Using Flash for Native OS Apps
Screentime.com, it’s product, mProjector is like another Macromedia response to XAML. I leave a link to it here for ‘human’ interest.
So the engaging and dynamic Kristie LaTray tests my ability to sustain life by being friendly and handing over a plant. And when plants come to mind, I get fuzzy memories of art history classes—and I come up with stuff like Matisse trying to visualize the flora nature in human beings by painting women as or near flowers—women as trees. The image at left is not the symbolism I have in mind but perhaps, you, Blog reader, might see what I mean.
I believe this Matisse symbolism comes from an extremely unpopular interpretation of Judeo-Christian scripture: that people should act like plants instead of acting like animals. Why would any reasonable person want to act like this?
It’s just sitting there! It’s not moving! It makes no sense! Well, one sensation that may be striking your eyes is the perception of the color green. This color is a symbolic color. It represents renewal and growth. My year 2000 design diary for kintespace.com explores “Adinkra Green” and ‘strangely’ does not ignore the idea that people should act like plants instead of animals. Of course, this leads to the possibility of resembling a vegetable and me with a big pumpkin head makes Kristie laugh:
Kristie, I’m no Ray Kurzweil. I can’t guarantee that this plant will live forever sustained by nano-robots. I have watered it so far and intend to keep it in the sun.
I was forced to recast and redesign the part for The Mother. We just could not pull it off technically—‘we’ meaning DAZ Studio, Curious Labs Poser 4, Uzilite and me. None of this work is superior to a dedicated, human illustrator so we are trying to do the best we can under the circumstances.
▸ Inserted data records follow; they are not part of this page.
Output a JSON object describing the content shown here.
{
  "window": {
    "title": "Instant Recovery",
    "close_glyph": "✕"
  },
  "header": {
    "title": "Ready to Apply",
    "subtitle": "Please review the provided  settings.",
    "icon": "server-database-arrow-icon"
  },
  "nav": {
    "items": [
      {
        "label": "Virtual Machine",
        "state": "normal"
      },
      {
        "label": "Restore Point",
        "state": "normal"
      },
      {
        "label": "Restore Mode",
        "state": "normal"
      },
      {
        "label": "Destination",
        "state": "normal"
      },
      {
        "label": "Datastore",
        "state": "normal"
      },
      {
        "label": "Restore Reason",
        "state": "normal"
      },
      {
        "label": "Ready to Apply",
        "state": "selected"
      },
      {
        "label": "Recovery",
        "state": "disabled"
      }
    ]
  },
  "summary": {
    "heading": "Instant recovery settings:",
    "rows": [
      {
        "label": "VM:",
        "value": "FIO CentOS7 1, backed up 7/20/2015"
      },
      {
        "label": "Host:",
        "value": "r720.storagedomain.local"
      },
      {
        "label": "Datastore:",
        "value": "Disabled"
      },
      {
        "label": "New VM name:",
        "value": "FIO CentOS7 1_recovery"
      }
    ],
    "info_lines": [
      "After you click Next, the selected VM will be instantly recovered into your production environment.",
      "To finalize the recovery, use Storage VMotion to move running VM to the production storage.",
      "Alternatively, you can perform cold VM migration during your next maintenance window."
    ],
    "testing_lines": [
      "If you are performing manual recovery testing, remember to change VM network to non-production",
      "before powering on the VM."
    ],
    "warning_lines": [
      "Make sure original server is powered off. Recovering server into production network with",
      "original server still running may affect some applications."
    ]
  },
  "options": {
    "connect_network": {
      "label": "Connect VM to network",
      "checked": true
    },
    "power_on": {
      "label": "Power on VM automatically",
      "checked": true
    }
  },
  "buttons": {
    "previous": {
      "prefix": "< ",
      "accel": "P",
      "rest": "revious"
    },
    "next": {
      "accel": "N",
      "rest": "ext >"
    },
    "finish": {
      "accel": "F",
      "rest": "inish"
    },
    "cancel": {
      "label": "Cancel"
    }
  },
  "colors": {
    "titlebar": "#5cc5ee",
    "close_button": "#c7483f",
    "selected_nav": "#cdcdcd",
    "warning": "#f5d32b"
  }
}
The Cool Coils hairstyle for The Mother was not working correctly (in DAZ Studio) so with the new mother we are using a short-afro texture map:
This shot was rendered in Poser and the non-polygonal hairstyle provides a lower memory footprint—this is now a concern because the project will probably go ahead in memory-intensive Poser instead of DAZ Studio. This design is based on the excellent work by Dalinise—a name evidently coming out of Germany. The wide shot reveals a body this not that unrealistic:
I’m not trying to perpetuate eating disorders among impressionable young people with more toxic fantasy imagery. I could make the breasts a bit smaller but remember this mother had a baby. Let’s say she lost most of her weight by swimming in her backyard pool—but not all of the fat came off… that’s not so unrealistic. I would put some ‘artistic’ stretch marks around her navel just to mark her in a ceremonial way but I’m just not that talented…